What is expected:
Lines from the one holding "Decode this image" through the end of the entries, inclusive, form the whole output; reproduce them exactly and omit pictures.

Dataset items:

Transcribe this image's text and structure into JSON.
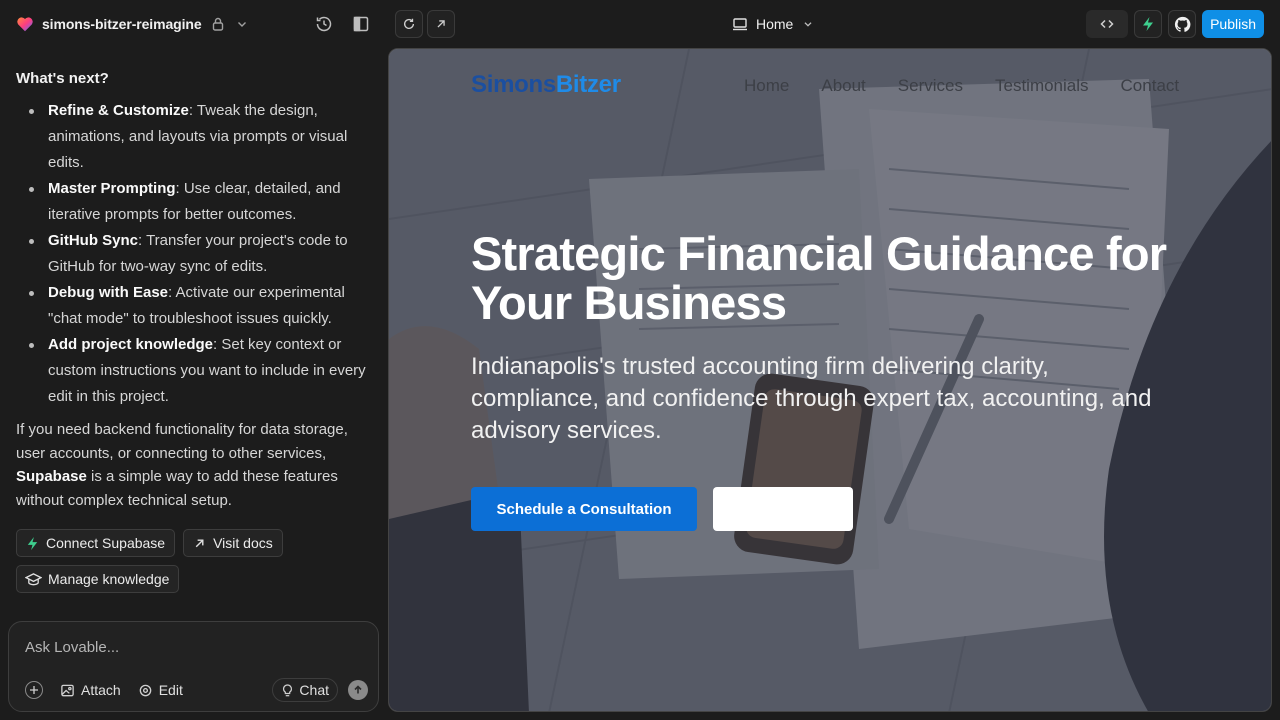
{
  "topbar": {
    "project_name": "simons-bitzer-reimagine",
    "route_label": "Home",
    "publish_label": "Publish"
  },
  "chat": {
    "heading": "What's next?",
    "bullets": [
      {
        "title": "Refine & Customize",
        "text": ": Tweak the design, animations, and layouts via prompts or visual edits."
      },
      {
        "title": "Master Prompting",
        "text": ": Use clear, detailed, and iterative prompts for better outcomes."
      },
      {
        "title": "GitHub Sync",
        "text": ": Transfer your project's code to GitHub for two-way sync of edits."
      },
      {
        "title": "Debug with Ease",
        "text": ": Activate our experimental \"chat mode\" to troubleshoot issues quickly."
      },
      {
        "title": "Add project knowledge",
        "text": ": Set key context or custom instructions you want to include in every edit in this project."
      }
    ],
    "para_before": "If you need backend functionality for data storage, user accounts, or connecting to other services, ",
    "para_bold": "Supabase",
    "para_after": " is a simple way to add these features without complex technical setup.",
    "chips": {
      "connect_supabase": "Connect Supabase",
      "visit_docs": "Visit docs",
      "manage_knowledge": "Manage knowledge"
    },
    "composer": {
      "placeholder": "Ask Lovable...",
      "attach": "Attach",
      "edit": "Edit",
      "chat": "Chat"
    }
  },
  "preview": {
    "logo_part1": "Simons",
    "logo_part2": "Bitzer",
    "nav": [
      "Home",
      "About",
      "Services",
      "Testimonials",
      "Contact"
    ],
    "hero_title": "Strategic Financial Guidance for Your Business",
    "hero_subtitle": "Indianapolis's trusted accounting firm delivering clarity, compliance, and confidence through expert tax, accounting, and advisory services.",
    "cta_primary": "Schedule a Consultation"
  },
  "colors": {
    "accent_blue": "#0f8fe6",
    "supabase_green": "#3ecf8e",
    "logo_dark_blue": "#1b4fa0",
    "logo_light_blue": "#1f8be8"
  }
}
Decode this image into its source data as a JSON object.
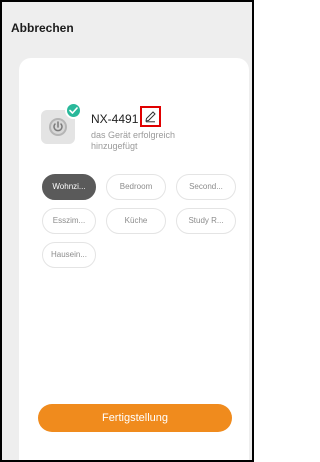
{
  "header": {
    "cancel_label": "Abbrechen"
  },
  "device": {
    "name": "NX-4491",
    "status_line1": "das Gerät erfolgreich",
    "status_line2": "hinzugefügt",
    "success_color": "#29b89a"
  },
  "rooms": [
    {
      "label": "Wohnzi...",
      "selected": true
    },
    {
      "label": "Bedroom",
      "selected": false
    },
    {
      "label": "Second...",
      "selected": false
    },
    {
      "label": "Esszim...",
      "selected": false
    },
    {
      "label": "Küche",
      "selected": false
    },
    {
      "label": "Study R...",
      "selected": false
    },
    {
      "label": "Hausein...",
      "selected": false
    }
  ],
  "actions": {
    "finish_label": "Fertigstellung",
    "accent_color": "#f08b1d"
  },
  "icons": {
    "device": "power-icon",
    "success": "check-icon",
    "edit": "pencil-icon"
  }
}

Exercise output:
Decode this image into its source data as a JSON object.
{
  "header": {
    "cancel_label": "Abbrechen"
  },
  "device": {
    "name": "NX-4491",
    "status_line1": "das Gerät erfolgreich",
    "status_line2": "hinzugefügt",
    "success_color": "#29b89a"
  },
  "rooms": [
    {
      "label": "Wohnzi...",
      "selected": true
    },
    {
      "label": "Bedroom",
      "selected": false
    },
    {
      "label": "Second...",
      "selected": false
    },
    {
      "label": "Esszim...",
      "selected": false
    },
    {
      "label": "Küche",
      "selected": false
    },
    {
      "label": "Study R...",
      "selected": false
    },
    {
      "label": "Hausein...",
      "selected": false
    }
  ],
  "actions": {
    "finish_label": "Fertigstellung",
    "accent_color": "#f08b1d"
  },
  "icons": {
    "device": "power-icon",
    "success": "check-icon",
    "edit": "pencil-icon"
  }
}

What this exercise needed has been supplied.